And so begins the analysis of CROS… which will take some time. Especially since, this year, we’re not just trying to report numbers, but rather trying to draw the data together with what we know from the staff survey, with themes and evidence from a range of other engagements that we have with research staff, and then work with research staff Reps and with units like HR and RED to work out what the data means, and then what doing better actually looks like.
Over the summer, I’ll be pulling together some ‘thought pieces’ on aspects of the data.
These have two aims:
The first is for you to see where our thinking is going as we analyse what you’ve said. Please read, and respond… Note, I’m not sure how we’re going to do that yet, so bear with us as we try out comments, or something more anonymous.
The second is so that we can start to share thoughts with the rest of the sector. Something that is very clear from CROS is how (despite there being comparatively little researcher traffic between them) the Russell Group data profiles are very similar. So these are sector issues, and not just ours.
So, this is the first of those thought pieces, and concerns some of your responses about..
Your working time, and your career development
First, your time…
It probably doesn’t surprise you to learn that nearly 80% of you are working more hours than you’re contracted to. The average is about 6 or 7 hours extra a week, with just under half of those worked at the weekend.
The main reasons given are that you’re not as productive as you’d like to be. You’re beset by things that eat into your time – mainly distractions: “need quiet” (lots of those), “less admin”, “doing other people’s jobs for them”, “inefficiencies elsewhere”, “surveys” (yes… sorry!), “interruptions”, “other people’s emergencies”
Because of these distractions, it’s taking you longer to complete your contracted research. You’re also trying to fit in a multitude of legitimate tasks… but in fragmented ways.
“with the science, and then the peer reviewing, grant writing, supporting students, teaching, outreach… my time is fragmented.”
And then, of course, a postdoc isn’t always just about doing the ‘work’. For many of you, it’s a stepping stone in a growing, increasingly autonomous, academic career… so you’re also trying to add in tasks that will promote your own career progression and finding that very hard to achieve. Three-quarters of you say that you don’t have enough time to write applications for funding or fellowships, to plan your career, or to write additional publications. And nearly 80% of you say that you don’t have time to develop opportunities for secondments or placements.

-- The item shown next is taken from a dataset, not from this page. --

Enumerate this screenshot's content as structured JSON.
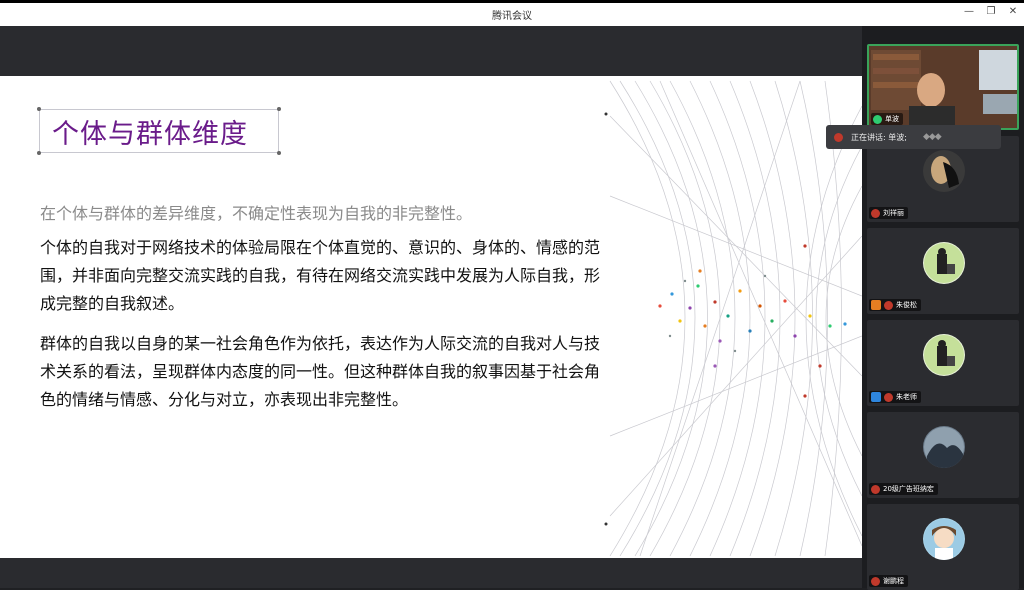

Tackling that fragmentation of time is key for many of you. Many of you asked for support in managing time both in terms of training and techniques. Some of you have discovered things like writing retreats, or are able to block out “chunks” of time to focus on “priority tasks” like writing.
“I recently attended the writer’s retreat day and found it invaluable. I would really benefit from more opportunities like this”
These are things that we’ll keep offering, along with more training and guidance.
But also, your career development…
But some of you identify that, even if you can find that time, it’s not easy to decide what the priorities are.
“We are valued primarily on grants and papers… However, if we don’t teach or perform [other] citizenship activities, we cannot be promoted.”
And sometimes guidance in that area is really polarised. While I’ve heard one senior academic say
“Find out what you need to do to be promoted, and focus only on those things – say ‘no’ to everything else”,
I’ve heard another say
“do EVERYTHING – grants, and papers, and articles, and peer reviewing, and teaching, and public engagement, and supervision, and mentoring, and sit on committees, and … and… and…”
And, of course, any extra work that you do on your core research is always gratefully received. Over half of you appear to be voluntarily doing ‘more’ on your core work than you strictly need to. And 13% are accepting additional work set by your PIs.
If that contributes to you achieving ‘success’ in whatever shape that comes, or building a CV for future success, then that’s great.
But what if it doesn’t?
And what if we’re not doing enough to support you in making choices about what does and doesn’t?
And what if you’re (then) not able to make choices, and take ownership of your time, and – therefore, also – your own future careers?
Postdoc-ing is not, in most long-term cases, a career (Elvidge et al. 2017). And so The Concordat for the Career Development of Research Staff says that we (the UoB) should provide a clear structure to help you understand and plan your career development.
It also says that you (research staff) have a responsibility to engage in pro-actively planning your careers. But it’s unreasonable to expect you to do that without good guidance and support.
It would appear from CROS that many of you are struggling in this, and we will be looking at how we can support you better.